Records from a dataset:
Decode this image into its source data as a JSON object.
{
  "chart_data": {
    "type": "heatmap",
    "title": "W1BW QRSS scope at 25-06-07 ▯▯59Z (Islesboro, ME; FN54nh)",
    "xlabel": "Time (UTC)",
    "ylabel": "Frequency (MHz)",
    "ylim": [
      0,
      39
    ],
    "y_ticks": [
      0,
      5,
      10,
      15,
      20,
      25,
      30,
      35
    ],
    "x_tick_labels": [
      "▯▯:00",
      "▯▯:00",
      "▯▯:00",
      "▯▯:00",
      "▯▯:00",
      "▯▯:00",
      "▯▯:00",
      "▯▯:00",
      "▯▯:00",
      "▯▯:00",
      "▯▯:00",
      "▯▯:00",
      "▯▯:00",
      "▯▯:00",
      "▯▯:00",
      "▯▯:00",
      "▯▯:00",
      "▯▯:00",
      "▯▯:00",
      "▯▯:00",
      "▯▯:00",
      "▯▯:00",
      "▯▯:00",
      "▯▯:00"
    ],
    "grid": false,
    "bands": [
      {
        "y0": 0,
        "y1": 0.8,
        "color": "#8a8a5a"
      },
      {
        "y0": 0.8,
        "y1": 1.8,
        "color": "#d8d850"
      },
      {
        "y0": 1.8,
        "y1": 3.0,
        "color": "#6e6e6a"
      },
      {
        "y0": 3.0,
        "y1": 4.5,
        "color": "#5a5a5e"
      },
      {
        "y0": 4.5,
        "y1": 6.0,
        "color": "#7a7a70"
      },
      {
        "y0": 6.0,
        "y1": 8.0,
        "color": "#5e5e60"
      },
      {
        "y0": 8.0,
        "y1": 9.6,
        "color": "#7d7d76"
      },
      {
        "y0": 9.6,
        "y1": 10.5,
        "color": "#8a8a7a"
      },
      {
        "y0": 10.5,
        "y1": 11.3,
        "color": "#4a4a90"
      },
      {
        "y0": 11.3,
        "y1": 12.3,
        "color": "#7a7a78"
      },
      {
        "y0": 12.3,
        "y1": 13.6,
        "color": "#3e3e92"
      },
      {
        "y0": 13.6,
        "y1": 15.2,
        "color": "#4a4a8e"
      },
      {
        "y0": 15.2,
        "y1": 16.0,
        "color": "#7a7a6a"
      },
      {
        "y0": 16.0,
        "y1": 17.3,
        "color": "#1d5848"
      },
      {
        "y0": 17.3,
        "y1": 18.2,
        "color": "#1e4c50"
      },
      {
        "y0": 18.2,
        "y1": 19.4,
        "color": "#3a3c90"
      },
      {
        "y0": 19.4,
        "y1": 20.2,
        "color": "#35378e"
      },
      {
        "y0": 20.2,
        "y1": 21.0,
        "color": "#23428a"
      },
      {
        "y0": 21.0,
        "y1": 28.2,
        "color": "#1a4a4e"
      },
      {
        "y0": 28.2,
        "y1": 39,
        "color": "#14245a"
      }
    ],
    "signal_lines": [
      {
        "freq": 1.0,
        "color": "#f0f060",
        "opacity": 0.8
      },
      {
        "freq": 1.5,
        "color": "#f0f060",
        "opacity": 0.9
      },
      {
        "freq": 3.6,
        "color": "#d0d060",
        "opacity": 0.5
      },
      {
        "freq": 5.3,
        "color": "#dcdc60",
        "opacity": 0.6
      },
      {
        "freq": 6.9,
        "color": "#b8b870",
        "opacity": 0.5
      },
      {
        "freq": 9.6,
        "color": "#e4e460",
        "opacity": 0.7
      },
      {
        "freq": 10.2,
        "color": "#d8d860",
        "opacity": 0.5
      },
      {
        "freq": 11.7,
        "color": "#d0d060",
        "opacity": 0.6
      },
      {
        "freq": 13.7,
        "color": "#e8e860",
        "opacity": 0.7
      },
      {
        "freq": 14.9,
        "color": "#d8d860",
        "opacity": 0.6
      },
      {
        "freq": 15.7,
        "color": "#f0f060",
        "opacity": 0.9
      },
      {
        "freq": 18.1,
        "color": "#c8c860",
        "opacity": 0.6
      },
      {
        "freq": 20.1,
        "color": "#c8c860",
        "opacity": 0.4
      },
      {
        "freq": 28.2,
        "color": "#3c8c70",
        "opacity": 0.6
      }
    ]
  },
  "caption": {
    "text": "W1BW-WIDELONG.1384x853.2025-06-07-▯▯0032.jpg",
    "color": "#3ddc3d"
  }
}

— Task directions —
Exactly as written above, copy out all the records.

— Final answer —
Decode this image into its source data as a JSON object.
{
  "chart_data": {
    "type": "heatmap",
    "title": "W1BW QRSS scope at 25-06-07 ▯▯59Z (Islesboro, ME; FN54nh)",
    "xlabel": "Time (UTC)",
    "ylabel": "Frequency (MHz)",
    "ylim": [
      0,
      39
    ],
    "y_ticks": [
      0,
      5,
      10,
      15,
      20,
      25,
      30,
      35
    ],
    "x_tick_labels": [
      "▯▯:00",
      "▯▯:00",
      "▯▯:00",
      "▯▯:00",
      "▯▯:00",
      "▯▯:00",
      "▯▯:00",
      "▯▯:00",
      "▯▯:00",
      "▯▯:00",
      "▯▯:00",
      "▯▯:00",
      "▯▯:00",
      "▯▯:00",
      "▯▯:00",
      "▯▯:00",
      "▯▯:00",
      "▯▯:00",
      "▯▯:00",
      "▯▯:00",
      "▯▯:00",
      "▯▯:00",
      "▯▯:00",
      "▯▯:00"
    ],
    "grid": false,
    "bands": [
      {
        "y0": 0,
        "y1": 0.8,
        "color": "#8a8a5a"
      },
      {
        "y0": 0.8,
        "y1": 1.8,
        "color": "#d8d850"
      },
      {
        "y0": 1.8,
        "y1": 3.0,
        "color": "#6e6e6a"
      },
      {
        "y0": 3.0,
        "y1": 4.5,
        "color": "#5a5a5e"
      },
      {
        "y0": 4.5,
        "y1": 6.0,
        "color": "#7a7a70"
      },
      {
        "y0": 6.0,
        "y1": 8.0,
        "color": "#5e5e60"
      },
      {
        "y0": 8.0,
        "y1": 9.6,
        "color": "#7d7d76"
      },
      {
        "y0": 9.6,
        "y1": 10.5,
        "color": "#8a8a7a"
      },
      {
        "y0": 10.5,
        "y1": 11.3,
        "color": "#4a4a90"
      },
      {
        "y0": 11.3,
        "y1": 12.3,
        "color": "#7a7a78"
      },
      {
        "y0": 12.3,
        "y1": 13.6,
        "color": "#3e3e92"
      },
      {
        "y0": 13.6,
        "y1": 15.2,
        "color": "#4a4a8e"
      },
      {
        "y0": 15.2,
        "y1": 16.0,
        "color": "#7a7a6a"
      },
      {
        "y0": 16.0,
        "y1": 17.3,
        "color": "#1d5848"
      },
      {
        "y0": 17.3,
        "y1": 18.2,
        "color": "#1e4c50"
      },
      {
        "y0": 18.2,
        "y1": 19.4,
        "color": "#3a3c90"
      },
      {
        "y0": 19.4,
        "y1": 20.2,
        "color": "#35378e"
      },
      {
        "y0": 20.2,
        "y1": 21.0,
        "color": "#23428a"
      },
      {
        "y0": 21.0,
        "y1": 28.2,
        "color": "#1a4a4e"
      },
      {
        "y0": 28.2,
        "y1": 39,
        "color": "#14245a"
      }
    ],
    "signal_lines": [
      {
        "freq": 1.0,
        "color": "#f0f060",
        "opacity": 0.8
      },
      {
        "freq": 1.5,
        "color": "#f0f060",
        "opacity": 0.9
      },
      {
        "freq": 3.6,
        "color": "#d0d060",
        "opacity": 0.5
      },
      {
        "freq": 5.3,
        "color": "#dcdc60",
        "opacity": 0.6
      },
      {
        "freq": 6.9,
        "color": "#b8b870",
        "opacity": 0.5
      },
      {
        "freq": 9.6,
        "color": "#e4e460",
        "opacity": 0.7
      },
      {
        "freq": 10.2,
        "color": "#d8d860",
        "opacity": 0.5
      },
      {
        "freq": 11.7,
        "color": "#d0d060",
        "opacity": 0.6
      },
      {
        "freq": 13.7,
        "color": "#e8e860",
        "opacity": 0.7
      },
      {
        "freq": 14.9,
        "color": "#d8d860",
        "opacity": 0.6
      },
      {
        "freq": 15.7,
        "color": "#f0f060",
        "opacity": 0.9
      },
      {
        "freq": 18.1,
        "color": "#c8c860",
        "opacity": 0.6
      },
      {
        "freq": 20.1,
        "color": "#c8c860",
        "opacity": 0.4
      },
      {
        "freq": 28.2,
        "color": "#3c8c70",
        "opacity": 0.6
      }
    ]
  },
  "caption": {
    "text": "W1BW-WIDELONG.1384x853.2025-06-07-▯▯0032.jpg",
    "color": "#3ddc3d"
  }
}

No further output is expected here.